afuna afuna - 1 year ago 88
C# Question

ParallelOptions.CancellationToken seems useless

One of the members of the ParallelOptions is CancellationToken, the value of which is meant to be accessed within the lambda function of Parallel.ForEach.

Using it requires instantiating a CacellationToken before invoking Parallel.ForEach so why can't that local variable be accessed directly within the Lambda function of the ForEach?

e.g. instead of:

var ct = new CancellationToken();
var options = new ParallelOptions { CancellationToken = ct }

Parallel.ForEach(source, options, (item) =>

why can't I just use:

var ct = new CancellationToken();

Parallel.ForEach(source, (item) =>

Is it just a convenient place to stash the token, or is there some underlying reason for this design?

Answer Source

If you tell Parallel.ForEach about the CancellationToken, it can stop processing when the token is cancelled. You may not want to throw an exception from your loop - you may just want to ignore the cancellation token yourself, and just expect that a subset of your items will be processed.

For example:

using System;
using System.Collections.Generic;
using System.Linq;
using System.Threading;
using System.Threading.Tasks;

class Test
    static void Main()
        var cts = new CancellationTokenSource(TimeSpan.FromSeconds(3));
        var items = Enumerable.Range(0, 100).ToList();
        Parallel.ForEach(items, new ParallelOptions { CancellationToken = cts.Token },
            item =>

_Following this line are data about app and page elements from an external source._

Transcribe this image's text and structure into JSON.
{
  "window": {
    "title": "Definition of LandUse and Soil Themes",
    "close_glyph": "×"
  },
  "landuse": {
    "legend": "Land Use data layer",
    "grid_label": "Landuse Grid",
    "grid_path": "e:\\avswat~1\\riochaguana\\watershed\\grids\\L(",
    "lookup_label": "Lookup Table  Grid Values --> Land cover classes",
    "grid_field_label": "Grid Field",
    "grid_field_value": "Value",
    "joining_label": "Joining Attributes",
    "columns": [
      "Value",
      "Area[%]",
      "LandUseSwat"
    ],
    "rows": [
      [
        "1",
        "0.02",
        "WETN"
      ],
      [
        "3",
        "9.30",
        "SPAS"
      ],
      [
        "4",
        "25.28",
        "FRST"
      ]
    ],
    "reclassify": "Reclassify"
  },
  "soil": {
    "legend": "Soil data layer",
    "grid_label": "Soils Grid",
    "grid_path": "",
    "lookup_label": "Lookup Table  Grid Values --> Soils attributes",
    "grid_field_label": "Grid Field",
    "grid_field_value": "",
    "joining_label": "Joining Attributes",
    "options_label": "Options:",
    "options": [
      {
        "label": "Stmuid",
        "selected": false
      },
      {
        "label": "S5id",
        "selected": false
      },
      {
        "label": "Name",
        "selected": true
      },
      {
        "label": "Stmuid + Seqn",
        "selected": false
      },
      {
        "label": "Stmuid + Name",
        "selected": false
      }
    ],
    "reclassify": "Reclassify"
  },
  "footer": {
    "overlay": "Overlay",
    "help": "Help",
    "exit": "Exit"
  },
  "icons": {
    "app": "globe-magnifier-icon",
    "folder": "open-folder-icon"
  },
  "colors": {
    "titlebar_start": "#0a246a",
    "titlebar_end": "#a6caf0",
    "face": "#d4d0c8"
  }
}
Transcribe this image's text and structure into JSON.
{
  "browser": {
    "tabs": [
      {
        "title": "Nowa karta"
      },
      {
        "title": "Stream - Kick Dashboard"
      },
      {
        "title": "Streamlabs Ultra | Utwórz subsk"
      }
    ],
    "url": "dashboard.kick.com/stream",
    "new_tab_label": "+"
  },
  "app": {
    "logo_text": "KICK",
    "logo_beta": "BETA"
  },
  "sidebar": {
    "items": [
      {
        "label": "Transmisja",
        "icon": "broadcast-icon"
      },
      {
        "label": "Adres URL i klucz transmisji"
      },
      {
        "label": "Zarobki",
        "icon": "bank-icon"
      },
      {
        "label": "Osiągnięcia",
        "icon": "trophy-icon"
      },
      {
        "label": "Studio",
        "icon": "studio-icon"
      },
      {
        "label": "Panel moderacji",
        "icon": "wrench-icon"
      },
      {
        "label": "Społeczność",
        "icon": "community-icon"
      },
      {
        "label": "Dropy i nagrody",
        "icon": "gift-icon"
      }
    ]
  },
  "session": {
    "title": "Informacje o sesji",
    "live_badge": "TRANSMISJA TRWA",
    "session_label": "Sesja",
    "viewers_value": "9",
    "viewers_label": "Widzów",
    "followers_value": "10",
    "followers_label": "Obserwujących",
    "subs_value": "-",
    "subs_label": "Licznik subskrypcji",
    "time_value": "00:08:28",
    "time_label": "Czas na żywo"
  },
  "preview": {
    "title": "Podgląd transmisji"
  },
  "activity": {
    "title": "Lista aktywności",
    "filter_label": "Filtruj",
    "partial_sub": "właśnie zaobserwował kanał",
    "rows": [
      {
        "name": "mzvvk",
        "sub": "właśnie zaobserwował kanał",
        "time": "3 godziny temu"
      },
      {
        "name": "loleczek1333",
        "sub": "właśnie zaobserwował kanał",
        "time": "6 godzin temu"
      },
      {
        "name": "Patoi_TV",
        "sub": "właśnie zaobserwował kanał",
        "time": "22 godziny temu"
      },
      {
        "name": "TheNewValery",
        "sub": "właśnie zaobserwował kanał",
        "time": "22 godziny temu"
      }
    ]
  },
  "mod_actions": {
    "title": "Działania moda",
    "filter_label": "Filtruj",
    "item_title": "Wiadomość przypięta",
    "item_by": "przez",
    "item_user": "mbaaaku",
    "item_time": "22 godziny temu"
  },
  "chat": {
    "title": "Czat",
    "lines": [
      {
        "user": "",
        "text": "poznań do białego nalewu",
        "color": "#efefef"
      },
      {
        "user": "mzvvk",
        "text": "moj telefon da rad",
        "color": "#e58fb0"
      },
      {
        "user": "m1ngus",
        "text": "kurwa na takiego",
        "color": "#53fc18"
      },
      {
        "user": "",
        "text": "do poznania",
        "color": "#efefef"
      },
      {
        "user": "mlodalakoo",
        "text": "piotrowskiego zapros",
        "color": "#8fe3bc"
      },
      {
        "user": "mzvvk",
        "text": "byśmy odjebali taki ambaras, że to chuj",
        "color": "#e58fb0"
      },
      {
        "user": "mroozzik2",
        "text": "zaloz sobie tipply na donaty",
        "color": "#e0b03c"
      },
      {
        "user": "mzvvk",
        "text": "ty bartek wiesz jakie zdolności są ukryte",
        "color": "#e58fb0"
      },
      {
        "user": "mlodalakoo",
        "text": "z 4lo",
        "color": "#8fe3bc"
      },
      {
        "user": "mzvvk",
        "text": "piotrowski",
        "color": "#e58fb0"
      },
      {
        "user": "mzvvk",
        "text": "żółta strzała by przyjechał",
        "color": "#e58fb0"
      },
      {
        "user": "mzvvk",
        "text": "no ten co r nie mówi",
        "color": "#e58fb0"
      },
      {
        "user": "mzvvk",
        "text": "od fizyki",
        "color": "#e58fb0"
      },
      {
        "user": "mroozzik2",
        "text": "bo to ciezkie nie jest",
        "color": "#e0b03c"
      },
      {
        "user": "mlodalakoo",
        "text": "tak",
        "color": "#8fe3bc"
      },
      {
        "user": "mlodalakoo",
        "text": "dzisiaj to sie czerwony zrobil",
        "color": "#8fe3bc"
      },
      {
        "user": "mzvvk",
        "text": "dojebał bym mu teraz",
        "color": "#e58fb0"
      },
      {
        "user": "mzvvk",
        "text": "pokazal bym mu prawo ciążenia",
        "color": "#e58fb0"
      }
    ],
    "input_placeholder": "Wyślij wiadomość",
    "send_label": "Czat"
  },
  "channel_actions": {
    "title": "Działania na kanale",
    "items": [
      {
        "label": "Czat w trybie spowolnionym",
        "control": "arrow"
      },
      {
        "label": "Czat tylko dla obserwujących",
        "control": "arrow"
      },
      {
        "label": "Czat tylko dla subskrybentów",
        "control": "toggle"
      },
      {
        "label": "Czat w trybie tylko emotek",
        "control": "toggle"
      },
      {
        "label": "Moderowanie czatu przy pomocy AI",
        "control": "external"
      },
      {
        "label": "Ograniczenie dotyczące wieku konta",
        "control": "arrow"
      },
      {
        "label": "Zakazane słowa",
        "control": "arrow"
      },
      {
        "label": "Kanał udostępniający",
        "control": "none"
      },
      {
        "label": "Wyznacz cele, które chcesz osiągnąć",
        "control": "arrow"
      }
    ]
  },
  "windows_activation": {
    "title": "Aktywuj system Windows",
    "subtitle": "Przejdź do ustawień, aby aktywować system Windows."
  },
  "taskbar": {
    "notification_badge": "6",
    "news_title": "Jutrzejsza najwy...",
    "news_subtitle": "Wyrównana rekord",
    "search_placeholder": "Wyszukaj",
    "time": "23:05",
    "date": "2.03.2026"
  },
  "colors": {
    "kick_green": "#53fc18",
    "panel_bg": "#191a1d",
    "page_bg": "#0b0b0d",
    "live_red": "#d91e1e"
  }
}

This will finish after three seconds with an OperationCanceledException (rather than the AggregateException you'd receive if one/some of the individual tasks failed) - but the action body itself doesn't need to know about a cancellation token. Sure, if you have an expensive operation which you don't want to complete unnecessarily for the final items being processed you can monitor the token yourself, but otherwise you can just let Parallel.ForEach notice and throw the exception itself.